  • A Utah woman died four days after receiving the second dose of the Moderna COVID-19 vaccine
  • A blood test showed that her liver was failing 
  • Health officials found no evidence of the vaccine directly causing her death

A Utah woman died four days after receiving her second dose of the coronavirus vaccine, according to a recent analysis. 

An investigation conducted with the Vaccine Adverse Effects Reporting System found that Kassidi Kurill, a 39-year-old single mom from Ogden, died after she received the second shot of the Moderna COVID-19 vaccine on Feb. 1.  

Families and caregivers can report coronavirus side effects and deaths to the reporting system, which was set up by the U.S. Centers for Disease Control and Prevention.

Kurill’s family described her as a happy and healthy individual who “had more energy” than the people around her. Her family also said the single mom did not have any known health problems or pre-existing conditions. 

Alfred Hawley, Kurill’s father, said the 39-year-old came into his room early Thursday while feeling ill. 

“She came in early and said her heart was racing and she felt like she need to get to the emergency room," Hawley said

The father said Kurill became ill “right away” after she received the second dose of the coronavirus vaccine, and also experienced soreness at the injection site. His daughter also experienced difficulty urinating.

“She got sick right away, soreness at the shot location, then started getting sick then, started complaining that she was drinking lots of fluids but couldn't pee, and then felt a little better the next day,” he recalled. 

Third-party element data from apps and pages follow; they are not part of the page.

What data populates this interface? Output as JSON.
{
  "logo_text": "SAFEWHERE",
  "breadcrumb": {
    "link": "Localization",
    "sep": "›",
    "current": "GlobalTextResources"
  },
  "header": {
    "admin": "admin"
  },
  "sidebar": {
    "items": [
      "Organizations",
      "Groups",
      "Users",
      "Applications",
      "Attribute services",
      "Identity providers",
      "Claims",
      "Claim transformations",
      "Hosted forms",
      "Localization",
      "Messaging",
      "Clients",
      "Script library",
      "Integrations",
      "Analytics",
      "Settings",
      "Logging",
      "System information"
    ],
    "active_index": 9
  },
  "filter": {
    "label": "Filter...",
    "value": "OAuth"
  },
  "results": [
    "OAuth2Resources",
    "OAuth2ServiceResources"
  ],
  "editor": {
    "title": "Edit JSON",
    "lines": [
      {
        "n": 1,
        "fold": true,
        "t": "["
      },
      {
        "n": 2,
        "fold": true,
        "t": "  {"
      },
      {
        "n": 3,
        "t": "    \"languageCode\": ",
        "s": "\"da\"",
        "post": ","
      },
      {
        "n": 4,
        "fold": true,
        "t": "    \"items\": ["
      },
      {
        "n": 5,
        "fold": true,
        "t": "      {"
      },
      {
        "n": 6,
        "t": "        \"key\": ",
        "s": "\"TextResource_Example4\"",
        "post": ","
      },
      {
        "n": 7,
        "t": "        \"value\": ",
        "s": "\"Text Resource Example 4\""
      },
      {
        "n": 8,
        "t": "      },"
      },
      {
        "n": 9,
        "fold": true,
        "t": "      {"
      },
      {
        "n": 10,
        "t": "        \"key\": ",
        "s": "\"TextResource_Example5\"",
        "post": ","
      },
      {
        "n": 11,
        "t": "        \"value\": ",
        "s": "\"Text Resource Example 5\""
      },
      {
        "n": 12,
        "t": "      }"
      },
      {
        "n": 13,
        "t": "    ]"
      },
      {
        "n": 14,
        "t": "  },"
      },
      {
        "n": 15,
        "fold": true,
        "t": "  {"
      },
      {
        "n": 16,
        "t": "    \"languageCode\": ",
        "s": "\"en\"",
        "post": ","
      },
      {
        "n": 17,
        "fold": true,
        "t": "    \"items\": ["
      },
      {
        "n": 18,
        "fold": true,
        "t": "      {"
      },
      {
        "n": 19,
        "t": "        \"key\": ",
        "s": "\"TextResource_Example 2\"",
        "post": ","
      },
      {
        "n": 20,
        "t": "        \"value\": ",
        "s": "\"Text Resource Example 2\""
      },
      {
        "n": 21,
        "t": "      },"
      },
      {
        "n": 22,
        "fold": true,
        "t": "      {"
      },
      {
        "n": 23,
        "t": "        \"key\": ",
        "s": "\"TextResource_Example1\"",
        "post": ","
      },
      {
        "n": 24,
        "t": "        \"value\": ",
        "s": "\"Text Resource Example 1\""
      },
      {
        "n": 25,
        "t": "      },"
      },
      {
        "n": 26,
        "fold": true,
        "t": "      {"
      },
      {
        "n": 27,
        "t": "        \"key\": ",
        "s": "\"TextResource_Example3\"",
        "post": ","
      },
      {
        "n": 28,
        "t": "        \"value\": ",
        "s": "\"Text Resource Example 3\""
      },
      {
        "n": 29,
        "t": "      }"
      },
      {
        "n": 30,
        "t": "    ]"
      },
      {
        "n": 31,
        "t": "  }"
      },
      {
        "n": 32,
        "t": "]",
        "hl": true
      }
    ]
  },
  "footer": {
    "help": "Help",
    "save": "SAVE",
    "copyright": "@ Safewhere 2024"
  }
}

Doctors at the emergency room found, through a blood test, that her liver wasn't functioning properly. She was later flown to Intermountain Medical Center in Murray, where medical staff began preparing her for a liver transplant. 

Kurill died 30 hours after arriving in the emergency room after her liver, kidney and heart all shut down. 

A spokesman for the Utah Department of Health on Tuesday said that they did not find evidence that the vaccine contributed to the patient’s death. Utah health officials also stressed that the COVID-19 vaccines are safe and effective. 

Dr. Erik Christensen, Utah’s chief medical examiner, said proving vaccine injury as a cause of death is “very hard to demonstrate.” An official autopsy report can only report vaccine as the cause of a death if the patient had suffered from an immediate case of anaphylaxis. 

“Short of that, it would be difficult for us to definitively say this is the vaccine,” Christensen said. 

The Sputnik vaccine has not yet been approved by the EU's medicines regulator The Sputnik vaccine has not yet been approved by the EU's medicines regulator Photo: AFP / Natalia KOLESNIKOVA